- Buckels, E., Trapnell, P., Paulhus, D. (2014). Trolls just want to have fun. Personality and Individual Differences. http://dx.doi.org/10.1016/ j.paid.2014.01.016
- Graham, L. Gosling, S. (2013). Personality profiles associated with different motivations for playing World of Warcraft. Cyberpsychology, Behavior, and Social Networking, 16, 189–193
- Hardaker, C. (2010). Trolling in asynchronous computer-mediated communication: From user discussions to academic definitions. Journal of Politeness Research, 6, 215–242
- Herring, S., Job-Sluder, K., & Scheckler, R. (2002). Searching for safety online: Managing‘‘trolling’’ in a feminist forum. The Information Society, 18, 371–384
- Hlavach, L., Fred Vogel, W. (2011). Ethical implications of anonymous comments posted to online news stories. Journal of Mass Media Ethics, 26(3), 21-37
- Juvonen, J., Gross, E. (2008). Extending the school grounds? Bullying experiences in cyberspace. Journal of School Health, 78, 496–505.
- Lenhardt, A. (2013). Teens, smartphones & texting. Pew Research Center’s Internet & American Life Project
- Phillips, J. G., Butt, S. (2006). Personality and self-reported use of mobile phones for games. CyberPsychology & Behavior, 9, 753–758
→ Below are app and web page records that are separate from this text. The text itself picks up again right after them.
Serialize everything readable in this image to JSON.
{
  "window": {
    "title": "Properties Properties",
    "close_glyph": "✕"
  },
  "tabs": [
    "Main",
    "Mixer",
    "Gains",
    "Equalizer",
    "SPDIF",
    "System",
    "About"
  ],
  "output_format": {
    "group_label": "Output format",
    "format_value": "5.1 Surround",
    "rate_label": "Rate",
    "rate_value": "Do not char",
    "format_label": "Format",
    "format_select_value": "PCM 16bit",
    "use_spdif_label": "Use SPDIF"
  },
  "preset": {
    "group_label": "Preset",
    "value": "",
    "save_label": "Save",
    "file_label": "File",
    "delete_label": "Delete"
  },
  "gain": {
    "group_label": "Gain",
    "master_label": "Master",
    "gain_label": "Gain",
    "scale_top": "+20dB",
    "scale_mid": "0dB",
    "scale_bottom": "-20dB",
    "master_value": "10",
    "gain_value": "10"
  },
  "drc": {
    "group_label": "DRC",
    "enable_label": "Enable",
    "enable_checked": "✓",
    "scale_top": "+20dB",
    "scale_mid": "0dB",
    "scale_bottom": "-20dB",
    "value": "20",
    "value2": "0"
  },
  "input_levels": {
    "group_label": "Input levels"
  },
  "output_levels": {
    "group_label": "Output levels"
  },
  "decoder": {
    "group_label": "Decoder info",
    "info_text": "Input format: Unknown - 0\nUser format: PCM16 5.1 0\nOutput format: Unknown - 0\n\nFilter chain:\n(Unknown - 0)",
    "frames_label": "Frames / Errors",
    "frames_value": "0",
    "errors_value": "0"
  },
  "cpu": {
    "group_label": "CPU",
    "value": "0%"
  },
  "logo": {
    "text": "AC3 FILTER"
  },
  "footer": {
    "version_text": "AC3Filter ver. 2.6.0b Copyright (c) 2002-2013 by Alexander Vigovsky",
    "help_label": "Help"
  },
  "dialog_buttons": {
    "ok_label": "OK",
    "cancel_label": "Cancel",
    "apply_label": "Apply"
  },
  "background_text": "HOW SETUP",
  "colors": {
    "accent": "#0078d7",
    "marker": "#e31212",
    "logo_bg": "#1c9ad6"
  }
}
- Scot, C. (2014). Benefits and drawbacks of anonymous online communication: Legal challenges and communicative recommendations. Free Speech Yearbook, 41
- Shachaf, P., Hara, N. (2010). Beyond vandalism: Wikipedia trolls. Journal of Information Science, 36, 357–370.